* _Work order_
The answer must be every line of the records below that contains the word "ابلاغ".

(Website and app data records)
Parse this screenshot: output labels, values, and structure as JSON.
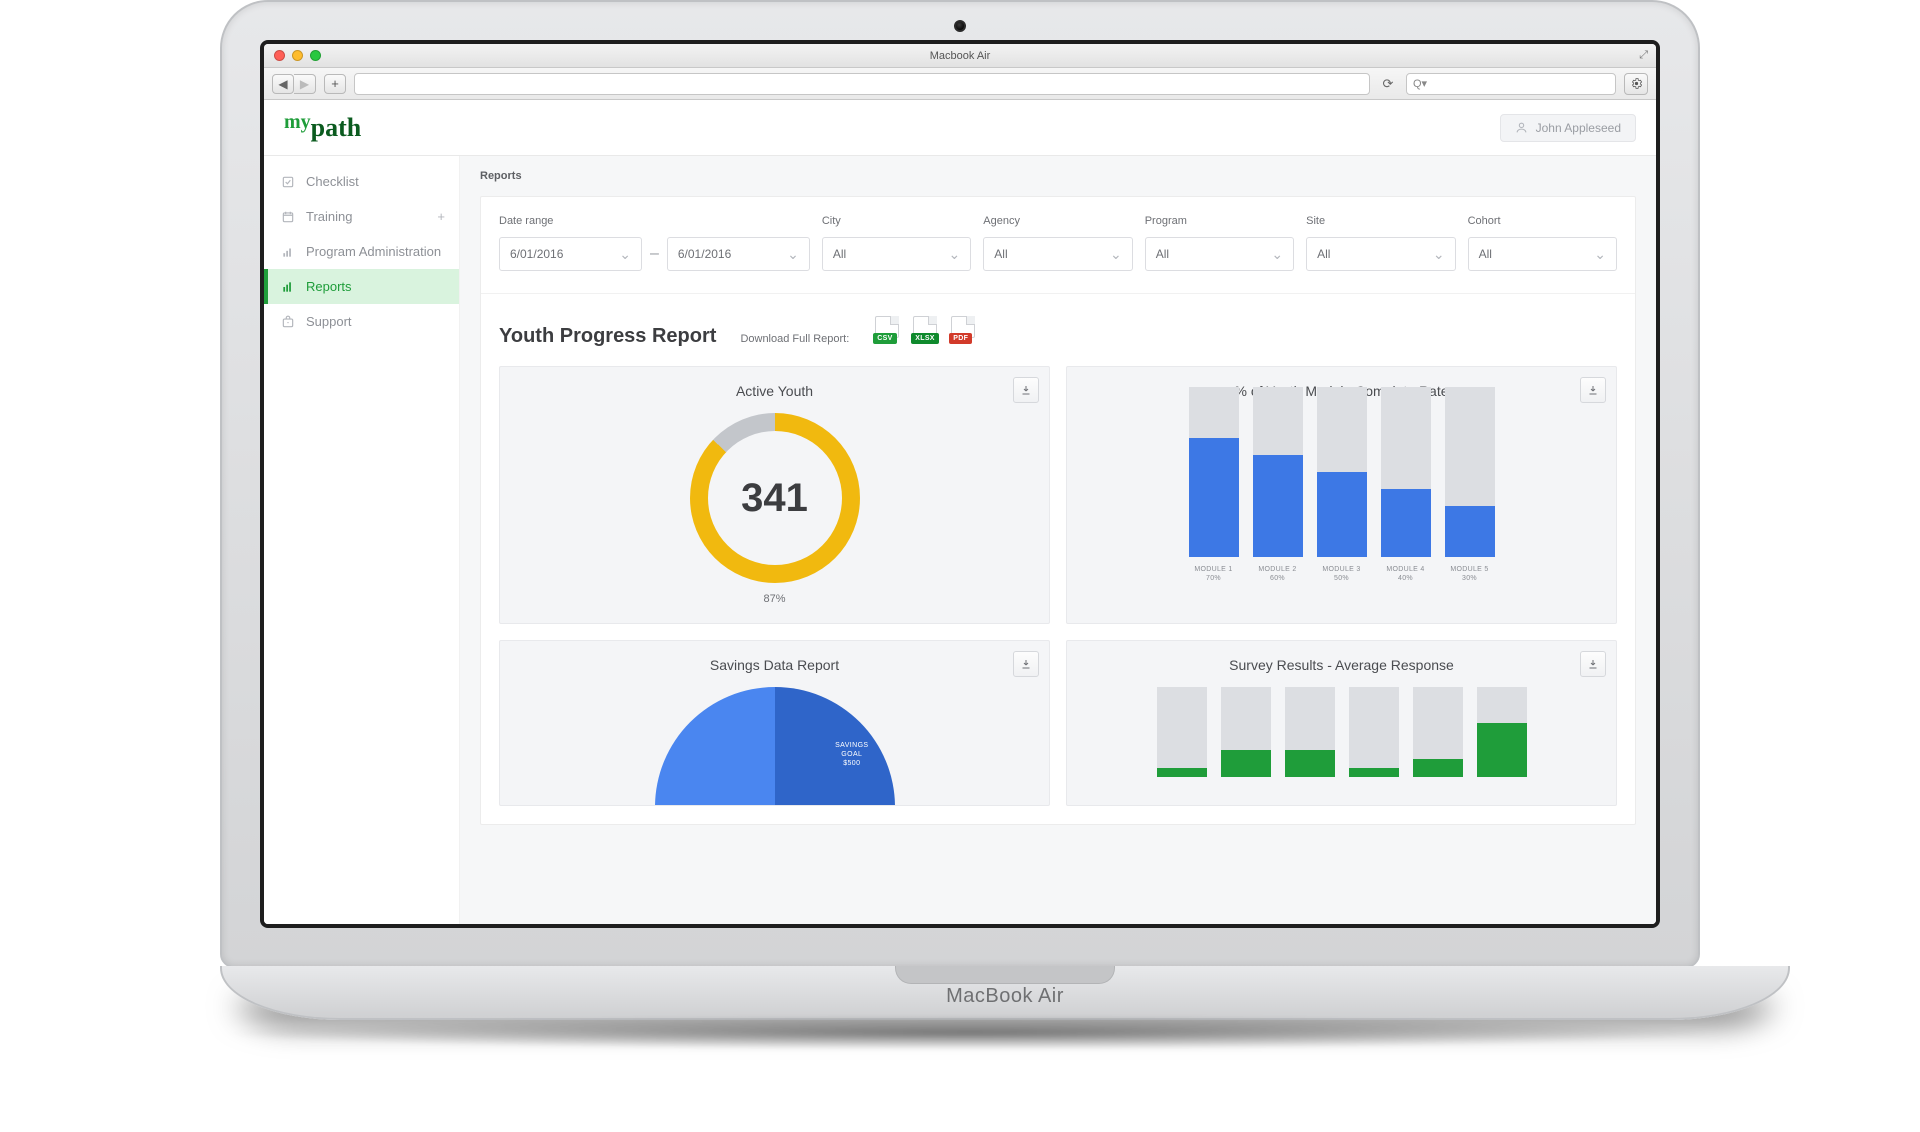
{
  "device": {
    "model_prefix": "MacBook",
    "model_suffix": "Air",
    "window_title": "Macbook Air"
  },
  "browser": {
    "search_placeholder": "Q▾"
  },
  "logo": {
    "prefix": "my",
    "suffix": "path"
  },
  "user": {
    "name": "John Appleseed"
  },
  "sidebar": {
    "items": [
      {
        "label": "Checklist",
        "icon": "checklist-icon"
      },
      {
        "label": "Training",
        "icon": "training-icon",
        "expandable": true
      },
      {
        "label": "Program Administration",
        "icon": "admin-icon"
      },
      {
        "label": "Reports",
        "icon": "reports-icon",
        "active": true
      },
      {
        "label": "Support",
        "icon": "support-icon"
      }
    ]
  },
  "breadcrumb": "Reports",
  "filters": {
    "date_range": {
      "label": "Date range",
      "from": "6/01/2016",
      "to": "6/01/2016"
    },
    "city": {
      "label": "City",
      "value": "All"
    },
    "agency": {
      "label": "Agency",
      "value": "All"
    },
    "program": {
      "label": "Program",
      "value": "All"
    },
    "site": {
      "label": "Site",
      "value": "All"
    },
    "cohort": {
      "label": "Cohort",
      "value": "All"
    }
  },
  "report": {
    "title": "Youth Progress Report",
    "download_label": "Download Full Report:",
    "formats": [
      "CSV",
      "XLSX",
      "PDF"
    ]
  },
  "cards": {
    "a": {
      "title": "Active Youth",
      "value": "341",
      "percent_label": "87%"
    },
    "b": {
      "title": "% of Youth Module Complete Rate"
    },
    "c": {
      "title": "Savings Data Report",
      "slice_label_l1": "SAVINGS",
      "slice_label_l2": "GOAL",
      "slice_label_l3": "$500"
    },
    "d": {
      "title": "Survey Results - Average Response"
    }
  },
  "chart_data": [
    {
      "id": "active_youth",
      "type": "donut",
      "title": "Active Youth",
      "value": 341,
      "percent": 87,
      "colors": {
        "fill": "#f1b90f",
        "remainder": "#c3c6cb"
      }
    },
    {
      "id": "module_complete",
      "type": "bar",
      "title": "% of Youth Module Complete Rate",
      "categories": [
        "MODULE 1",
        "MODULE 2",
        "MODULE 3",
        "MODULE 4",
        "MODULE 5"
      ],
      "values": [
        70,
        60,
        50,
        40,
        30
      ],
      "value_labels": [
        "70%",
        "60%",
        "50%",
        "40%",
        "30%"
      ],
      "ylim": [
        0,
        100
      ],
      "bar_color": "#3d78e5",
      "track_color": "#dcdee2"
    },
    {
      "id": "savings_data",
      "type": "pie",
      "title": "Savings Data Report",
      "series": [
        {
          "name": "SAVINGS GOAL $500",
          "value": 55
        },
        {
          "name": "",
          "value": 45
        }
      ],
      "colors": [
        "#2f65c9",
        "#4a86f0"
      ]
    },
    {
      "id": "survey_results",
      "type": "bar",
      "title": "Survey Results - Average Response",
      "categories": [
        "",
        "",
        "",
        "",
        "",
        ""
      ],
      "values": [
        10,
        30,
        30,
        10,
        20,
        60
      ],
      "ylim": [
        0,
        100
      ],
      "bar_color": "#1f9d3a",
      "track_color": "#dcdee2"
    }
  ]
}
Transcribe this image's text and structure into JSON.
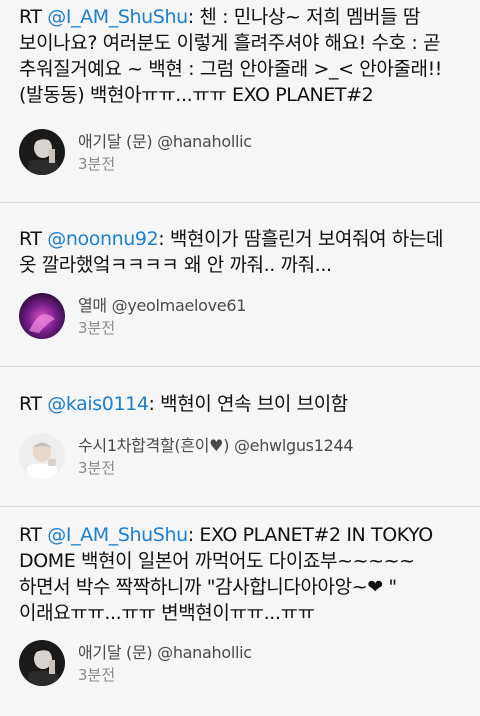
{
  "tweets": [
    {
      "prefix": "RT ",
      "mention": "@I_AM_ShuShu",
      "text": ": 첸 : 민나상~ 저희 멤버들 땀 보이나요? 여러분도 이렇게 흘려주셔야 해요! 수호 : 곧 추워질거예요 ~ 백현 : 그럼 안아줄래 >_< 안아줄래!! (발동동) 백현아ㅠㅠ...ㅠㅠ EXO PLANET#2",
      "author": "애기달 (문) @hanahollic",
      "time": "3분전",
      "avatar_icon": "dark-portrait-avatar"
    },
    {
      "prefix": "RT ",
      "mention": "@noonnu92",
      "text": ": 백현이가 땀흘린거 보여줘여 하는데 옷 깔라했엌ㅋㅋㅋㅋ 왜 안 까줘.. 까줘...",
      "author": "열매 @yeolmaelove61",
      "time": "3분전",
      "avatar_icon": "purple-glow-avatar"
    },
    {
      "prefix": "RT ",
      "mention": "@kais0114",
      "text": ": 백현이 연속 브이 브이함",
      "author": "수시1차합격할(흔이♥) @ehwlgus1244",
      "time": "3분전",
      "avatar_icon": "light-portrait-avatar"
    },
    {
      "prefix": "RT ",
      "mention": "@I_AM_ShuShu",
      "text": ": EXO PLANET#2 IN TOKYO DOME 백현이 일본어 까먹어도 다이죠부~~~~~ 하면서 박수 짝짝하니까 \"감사합니다아아앙~❤  \" 이래요ㅠㅠ...ㅠㅠ 변백현이ㅠㅠ...ㅠㅠ",
      "author": "애기달 (문) @hanahollic",
      "time": "3분전",
      "avatar_icon": "dark-portrait-avatar"
    }
  ]
}
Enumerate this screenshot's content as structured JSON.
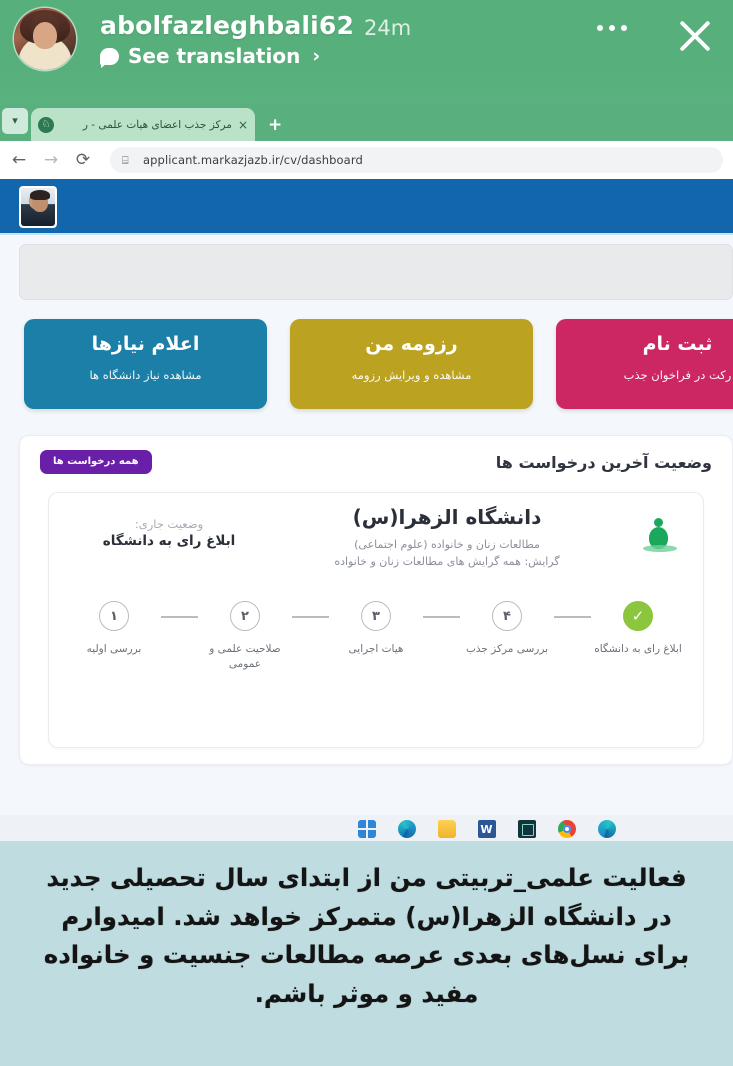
{
  "story": {
    "username": "abolfazleghbali62",
    "time_ago": "24m",
    "translate_label": "See translation",
    "translate_chevron": "›",
    "more_label": "More options",
    "close_label": "Close"
  },
  "browser": {
    "tab": {
      "title": "مرکز جذب اعضای هیأت علمی - ر",
      "close": "×",
      "new_tab": "+",
      "tab_list": "▾"
    },
    "toolbar": {
      "back": "←",
      "forward": "→",
      "reload": "⟳",
      "site_info": "⌸",
      "url": "applicant.markazjazb.ir/cv/dashboard"
    }
  },
  "site": {
    "cards": [
      {
        "id": "needs",
        "title": "اعلام نیازها",
        "subtitle": "مشاهده نیاز دانشگاه ها",
        "color": "#1c7fa8"
      },
      {
        "id": "resume",
        "title": "رزومه من",
        "subtitle": "مشاهده و ویرایش رزومه",
        "color": "#bba220"
      },
      {
        "id": "signup",
        "title": "ثبت نام",
        "subtitle": "رکت در فراخوان جذب",
        "color": "#cd2763"
      }
    ],
    "panel": {
      "title": "وضعیت آخرین درخواست ها",
      "all_requests_button": "همه درخواست ها",
      "request": {
        "university": "دانشگاه الزهرا(س)",
        "field": "مطالعات زنان و خانواده (علوم اجتماعی)",
        "specialty": "گرایش: همه گرایش های مطالعات زنان و خانواده",
        "status_label": "وضعیت جاری:",
        "status_value": "ابلاغ رای به دانشگاه"
      },
      "steps": [
        {
          "marker": "۱",
          "label": "بررسی اولیه",
          "done": false
        },
        {
          "marker": "۲",
          "label": "صلاحیت علمی و عمومی",
          "done": false
        },
        {
          "marker": "۳",
          "label": "هیات اجرایی",
          "done": false
        },
        {
          "marker": "۴",
          "label": "بررسی مرکز جذب",
          "done": false
        },
        {
          "marker": "✓",
          "label": "ابلاغ رای به دانشگاه",
          "done": true
        }
      ]
    }
  },
  "taskbar": {
    "items": [
      "start-icon",
      "edge-icon",
      "file-explorer-icon",
      "word-icon",
      "terminal-icon",
      "chrome-icon",
      "edge-icon"
    ],
    "word_glyph": "W"
  },
  "caption": {
    "text": "فعالیت علمی_تربیتی من از ابتدای سال تحصیلی جدید در دانشگاه الزهرا(س) متمرکز خواهد شد. امیدوارم برای نسل‌های بعدی عرصه مطالعات جنسیت و خانواده مفید و موثر باشم."
  }
}
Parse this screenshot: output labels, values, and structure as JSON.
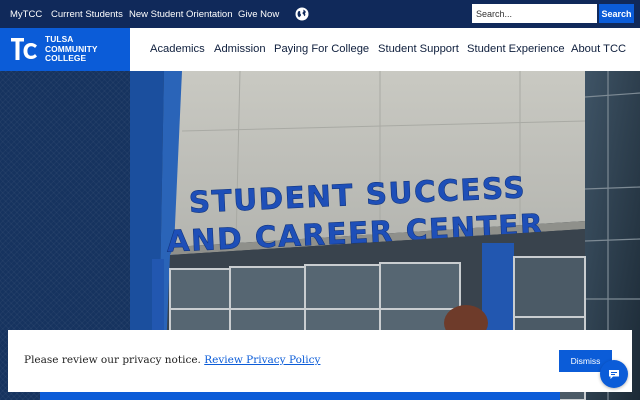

* _Exercise solution_
        "status_value": "ابلاغ رای به دانشگاه"
          "label": "ابلاغ رای به دانشگاه",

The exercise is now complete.